··· Input data ···
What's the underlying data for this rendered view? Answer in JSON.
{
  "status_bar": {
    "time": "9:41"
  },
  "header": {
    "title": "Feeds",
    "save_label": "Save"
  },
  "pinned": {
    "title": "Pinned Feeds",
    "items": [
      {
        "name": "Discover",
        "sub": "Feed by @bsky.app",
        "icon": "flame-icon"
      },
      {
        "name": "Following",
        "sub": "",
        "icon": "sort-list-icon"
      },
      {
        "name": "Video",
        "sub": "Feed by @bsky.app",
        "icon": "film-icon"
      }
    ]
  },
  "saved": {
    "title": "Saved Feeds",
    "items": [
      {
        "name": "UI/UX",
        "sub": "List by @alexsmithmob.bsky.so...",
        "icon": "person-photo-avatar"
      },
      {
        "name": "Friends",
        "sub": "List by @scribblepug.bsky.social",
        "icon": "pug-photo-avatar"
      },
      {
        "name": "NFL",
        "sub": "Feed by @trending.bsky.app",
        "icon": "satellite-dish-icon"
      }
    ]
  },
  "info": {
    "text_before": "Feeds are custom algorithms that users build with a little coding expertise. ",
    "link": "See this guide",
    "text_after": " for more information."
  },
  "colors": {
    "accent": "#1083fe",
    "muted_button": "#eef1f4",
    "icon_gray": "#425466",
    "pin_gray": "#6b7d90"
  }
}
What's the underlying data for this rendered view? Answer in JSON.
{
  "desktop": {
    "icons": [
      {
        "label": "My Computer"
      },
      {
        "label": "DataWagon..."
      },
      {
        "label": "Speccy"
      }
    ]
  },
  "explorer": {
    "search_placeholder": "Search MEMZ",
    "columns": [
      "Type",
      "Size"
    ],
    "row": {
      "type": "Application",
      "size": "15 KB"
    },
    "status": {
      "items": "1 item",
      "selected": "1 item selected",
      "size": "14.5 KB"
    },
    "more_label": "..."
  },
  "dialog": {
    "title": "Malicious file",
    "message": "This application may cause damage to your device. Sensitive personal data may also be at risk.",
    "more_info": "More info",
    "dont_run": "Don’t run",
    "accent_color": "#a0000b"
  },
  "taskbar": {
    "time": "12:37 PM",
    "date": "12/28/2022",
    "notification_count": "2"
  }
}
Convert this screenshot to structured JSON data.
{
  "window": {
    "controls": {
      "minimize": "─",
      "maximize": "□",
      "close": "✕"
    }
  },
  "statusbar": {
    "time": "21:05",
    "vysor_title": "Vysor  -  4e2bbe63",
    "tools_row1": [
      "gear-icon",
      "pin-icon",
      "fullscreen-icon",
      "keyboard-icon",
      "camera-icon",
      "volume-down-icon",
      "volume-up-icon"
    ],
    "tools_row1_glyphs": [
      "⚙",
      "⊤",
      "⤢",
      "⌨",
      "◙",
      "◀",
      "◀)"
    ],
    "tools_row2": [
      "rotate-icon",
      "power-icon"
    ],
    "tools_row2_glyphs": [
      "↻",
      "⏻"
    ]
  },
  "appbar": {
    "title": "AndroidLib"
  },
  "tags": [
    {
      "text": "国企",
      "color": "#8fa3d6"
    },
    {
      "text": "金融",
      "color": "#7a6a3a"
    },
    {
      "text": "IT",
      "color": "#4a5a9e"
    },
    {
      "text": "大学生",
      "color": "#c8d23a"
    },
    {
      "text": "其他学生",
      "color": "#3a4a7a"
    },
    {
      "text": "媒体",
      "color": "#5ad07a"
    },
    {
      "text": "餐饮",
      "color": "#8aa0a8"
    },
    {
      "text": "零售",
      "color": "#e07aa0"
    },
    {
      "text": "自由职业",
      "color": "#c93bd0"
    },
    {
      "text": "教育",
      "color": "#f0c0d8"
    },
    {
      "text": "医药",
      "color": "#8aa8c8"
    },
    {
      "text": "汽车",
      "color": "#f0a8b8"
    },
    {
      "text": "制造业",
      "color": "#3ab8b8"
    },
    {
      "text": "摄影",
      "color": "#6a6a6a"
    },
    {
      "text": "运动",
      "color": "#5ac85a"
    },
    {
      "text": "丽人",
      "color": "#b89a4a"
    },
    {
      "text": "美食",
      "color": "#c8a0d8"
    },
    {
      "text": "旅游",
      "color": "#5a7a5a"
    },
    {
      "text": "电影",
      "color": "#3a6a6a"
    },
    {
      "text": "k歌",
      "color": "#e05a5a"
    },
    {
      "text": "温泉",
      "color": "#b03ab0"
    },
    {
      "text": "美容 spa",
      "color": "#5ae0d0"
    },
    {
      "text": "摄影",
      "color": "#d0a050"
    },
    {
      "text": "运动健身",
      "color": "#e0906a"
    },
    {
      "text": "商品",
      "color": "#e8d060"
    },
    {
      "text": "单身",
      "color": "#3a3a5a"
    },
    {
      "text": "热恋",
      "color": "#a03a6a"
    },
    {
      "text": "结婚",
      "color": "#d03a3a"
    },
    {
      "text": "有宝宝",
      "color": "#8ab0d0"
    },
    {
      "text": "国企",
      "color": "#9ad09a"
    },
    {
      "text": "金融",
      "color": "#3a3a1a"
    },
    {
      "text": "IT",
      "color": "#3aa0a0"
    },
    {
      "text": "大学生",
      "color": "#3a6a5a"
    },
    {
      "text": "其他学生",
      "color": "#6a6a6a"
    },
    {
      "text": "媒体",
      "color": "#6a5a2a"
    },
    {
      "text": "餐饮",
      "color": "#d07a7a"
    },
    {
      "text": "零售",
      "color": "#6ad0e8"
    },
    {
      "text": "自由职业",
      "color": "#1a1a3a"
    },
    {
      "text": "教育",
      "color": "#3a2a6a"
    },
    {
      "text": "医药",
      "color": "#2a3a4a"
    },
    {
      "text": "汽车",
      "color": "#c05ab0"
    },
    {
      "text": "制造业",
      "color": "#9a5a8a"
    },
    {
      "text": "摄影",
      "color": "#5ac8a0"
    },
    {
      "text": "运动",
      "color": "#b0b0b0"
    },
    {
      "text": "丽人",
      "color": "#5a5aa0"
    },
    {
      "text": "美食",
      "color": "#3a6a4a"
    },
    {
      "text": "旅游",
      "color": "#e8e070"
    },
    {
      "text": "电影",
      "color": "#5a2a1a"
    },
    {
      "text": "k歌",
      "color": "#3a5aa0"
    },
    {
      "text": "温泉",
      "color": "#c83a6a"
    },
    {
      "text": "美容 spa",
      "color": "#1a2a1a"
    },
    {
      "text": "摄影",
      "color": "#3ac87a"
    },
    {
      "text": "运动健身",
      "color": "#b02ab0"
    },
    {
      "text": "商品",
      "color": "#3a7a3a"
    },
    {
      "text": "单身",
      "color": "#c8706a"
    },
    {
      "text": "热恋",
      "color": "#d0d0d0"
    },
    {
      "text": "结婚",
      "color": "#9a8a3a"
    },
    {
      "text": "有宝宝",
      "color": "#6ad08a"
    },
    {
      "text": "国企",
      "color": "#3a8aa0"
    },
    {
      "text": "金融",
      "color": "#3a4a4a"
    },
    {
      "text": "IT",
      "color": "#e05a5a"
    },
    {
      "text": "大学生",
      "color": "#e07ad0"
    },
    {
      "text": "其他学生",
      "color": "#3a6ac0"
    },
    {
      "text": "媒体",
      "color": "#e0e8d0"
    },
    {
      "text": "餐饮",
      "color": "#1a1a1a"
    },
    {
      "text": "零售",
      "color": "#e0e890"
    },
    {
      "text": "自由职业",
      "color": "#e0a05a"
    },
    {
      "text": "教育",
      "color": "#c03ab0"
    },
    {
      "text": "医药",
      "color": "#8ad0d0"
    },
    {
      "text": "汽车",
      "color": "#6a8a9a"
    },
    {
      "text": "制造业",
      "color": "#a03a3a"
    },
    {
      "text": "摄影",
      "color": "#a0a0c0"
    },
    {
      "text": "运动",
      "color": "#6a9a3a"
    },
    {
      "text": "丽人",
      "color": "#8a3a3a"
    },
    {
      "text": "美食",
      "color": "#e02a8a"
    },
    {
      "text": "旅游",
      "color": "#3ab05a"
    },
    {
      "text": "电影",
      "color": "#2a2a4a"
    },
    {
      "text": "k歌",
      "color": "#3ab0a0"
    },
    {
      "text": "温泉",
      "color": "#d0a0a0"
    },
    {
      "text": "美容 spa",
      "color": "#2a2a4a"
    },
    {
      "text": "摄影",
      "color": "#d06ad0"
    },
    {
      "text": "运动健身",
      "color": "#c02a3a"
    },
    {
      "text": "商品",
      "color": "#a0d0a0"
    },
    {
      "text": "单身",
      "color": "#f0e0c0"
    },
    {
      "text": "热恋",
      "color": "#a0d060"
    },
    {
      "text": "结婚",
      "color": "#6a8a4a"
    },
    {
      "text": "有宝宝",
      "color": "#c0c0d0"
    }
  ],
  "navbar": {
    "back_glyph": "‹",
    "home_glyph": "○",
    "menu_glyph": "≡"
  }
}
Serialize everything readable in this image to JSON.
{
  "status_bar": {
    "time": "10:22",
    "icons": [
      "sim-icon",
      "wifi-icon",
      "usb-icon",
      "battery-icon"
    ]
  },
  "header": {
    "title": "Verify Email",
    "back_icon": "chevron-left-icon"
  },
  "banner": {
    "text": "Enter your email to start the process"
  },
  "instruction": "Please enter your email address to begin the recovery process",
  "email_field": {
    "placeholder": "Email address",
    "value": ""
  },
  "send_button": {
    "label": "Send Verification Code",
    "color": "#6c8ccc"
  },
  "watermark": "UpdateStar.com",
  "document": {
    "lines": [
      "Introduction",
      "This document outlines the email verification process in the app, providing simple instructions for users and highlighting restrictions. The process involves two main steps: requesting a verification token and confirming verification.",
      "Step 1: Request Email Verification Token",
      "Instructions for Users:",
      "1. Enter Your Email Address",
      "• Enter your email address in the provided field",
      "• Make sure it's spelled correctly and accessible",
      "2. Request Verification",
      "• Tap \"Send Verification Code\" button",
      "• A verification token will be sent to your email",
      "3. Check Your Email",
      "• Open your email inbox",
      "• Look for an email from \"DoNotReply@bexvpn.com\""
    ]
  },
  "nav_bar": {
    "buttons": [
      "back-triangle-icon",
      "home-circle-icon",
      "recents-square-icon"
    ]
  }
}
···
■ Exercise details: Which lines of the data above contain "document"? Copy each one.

■ Task response:
  "document": {
      "This document outlines the email verification process in the app, providing simple instructions for users and highlighting restrictions. The process involves two main steps: requesting a verification token and confirming verification.",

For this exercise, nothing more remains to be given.